Local Habitat group ready to build, but needs land

Published 12:00 am Sunday, June 10, 2001

The right piece of land is all that stands in the way of another Habitat for Humanity house in Natchez.

Andrew Calvit, president of the local chapter, said the group has searched for more than a year for a lot on which to build a new home for the right family.

&uot;We’re ready to build,&uot; Calvit said. &uot;We’ve looked at several lots but they were deemed unsuitable, mostly because of problems with the titles.&uot;

Habitat members meet each month, the second Thursday at 7 p.m. at Trinity Episcopal Church on South Commerce Street.

&uot;We’re enthusiastic and ready to move. We have good meetings. Recently the Middle States affiliate visited us to evaluate and audit our work,&uot; Calvit said. &uot;He was very pleased with how we were performing.&uot;

The same need for property exists throughout Mississippi in Habitat programs, he said. &uot;What Habitat for Humanity requires are three things – property, people and money. Right now our need is property.&uot;

Donations of land are tax deductible he said. If donations do not materialize soon, the group hopes to find land to purchase. &uot;We can’t afford market-value prices, but we do have some money to buy land. We’ve talked about buying even a couple of acres where we could build several houses, a Habitat community.&uot;

Land within the city is preferable, Calvit said &uot;In the county it’s not as easy because of utilities; it adds a little additional cost.&uot;

The Natchez chapter has built six homes. All are occupied and the families are doing well, Calvit said. &uot;We have a family nurturing committee that visits the families once a month to check on them and be sure things are going well.&uot;

Habitat for Humanity is a Christian housing ministry that works all over the world to provide decent housing to people who otherwise might not be able to afford it.

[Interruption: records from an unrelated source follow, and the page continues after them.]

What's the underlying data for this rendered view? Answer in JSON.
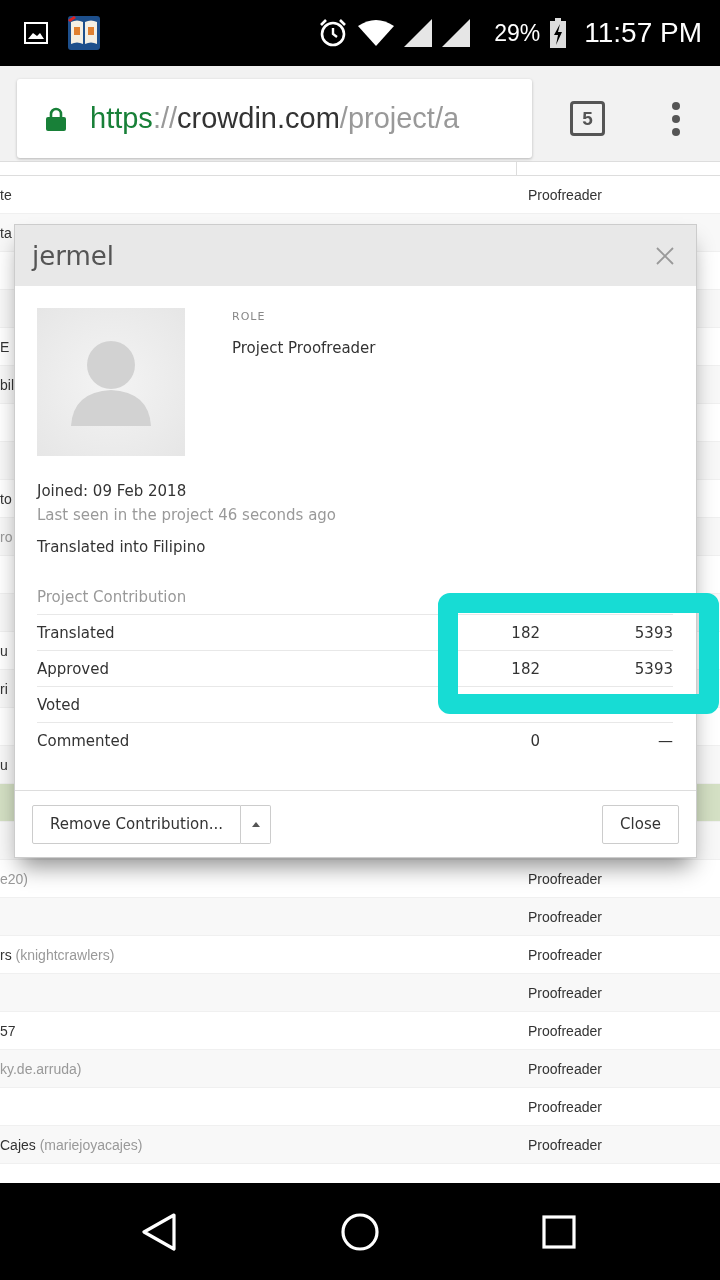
{
  "status_bar": {
    "battery": "29%",
    "time": "11:57 PM"
  },
  "browser": {
    "url": {
      "scheme": "https",
      "separator": "://",
      "host": "crowdin.com",
      "path": "/project/a"
    },
    "tab_count": "5"
  },
  "table": {
    "rows": [
      {
        "name": "te",
        "role": "Proofreader",
        "selected": false
      },
      {
        "name": "ta",
        "selected": false
      },
      {
        "selected": false
      },
      {
        "selected": false
      },
      {
        "name": "E",
        "selected": false
      },
      {
        "name": "bil",
        "selected": false
      },
      {
        "selected": false
      },
      {
        "selected": false
      },
      {
        "name": "to",
        "selected": false
      },
      {
        "username": "ro",
        "selected": false
      },
      {
        "selected": false
      },
      {
        "selected": false
      },
      {
        "name": "u",
        "selected": false
      },
      {
        "name": "ri",
        "selected": false
      },
      {
        "selected": false
      },
      {
        "name": "u",
        "selected": false
      },
      {
        "selected": true
      },
      {
        "selected": false
      },
      {
        "username": "e20)",
        "role": "Proofreader",
        "selected": false
      },
      {
        "role": "Proofreader",
        "selected": false
      },
      {
        "name": "rs",
        "username": "(knightcrawlers)",
        "role": "Proofreader",
        "selected": false
      },
      {
        "role": "Proofreader",
        "selected": false
      },
      {
        "name": "57",
        "role": "Proofreader",
        "selected": false
      },
      {
        "username": "ky.de.arruda)",
        "role": "Proofreader",
        "selected": false
      },
      {
        "role": "Proofreader",
        "selected": false
      },
      {
        "name": "Cajes",
        "username": "(mariejoyacajes)",
        "role": "Proofreader",
        "selected": false
      }
    ]
  },
  "dialog": {
    "title": "jermel",
    "role_label": "ROLE",
    "role": "Project Proofreader",
    "joined": "Joined: 09 Feb 2018",
    "last_seen": "Last seen in the project 46 seconds ago",
    "translated_into": "Translated into Filipino",
    "contribution_title": "Project Contribution",
    "stats": [
      {
        "label": "Translated",
        "value_1": "182",
        "value_2": "5393"
      },
      {
        "label": "Approved",
        "value_1": "182",
        "value_2": "5393"
      },
      {
        "label": "Voted"
      },
      {
        "label": "Commented",
        "value_1": "0",
        "value_2": "—"
      }
    ],
    "buttons": {
      "remove": "Remove Contribution...",
      "close": "Close"
    }
  }
}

In the United States, the houses go to families who are able to repay the costs of materials and any contract labor that was needed in the construction. The repayments are interest free.

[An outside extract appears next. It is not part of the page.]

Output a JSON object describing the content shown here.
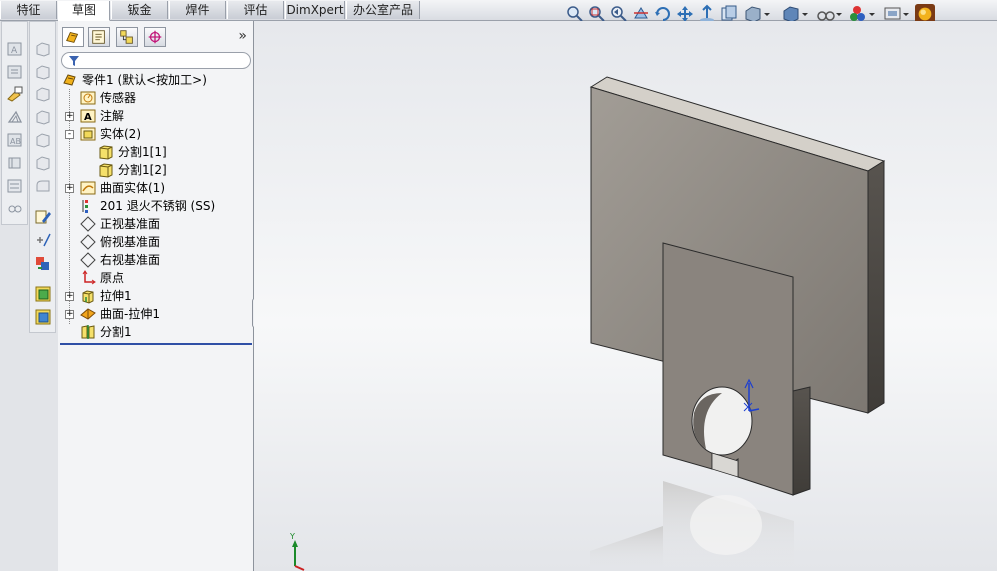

In addition to paying back costs, the family must share in the building of the house, putting in certain numbers of hours the program refers to as sweat equity.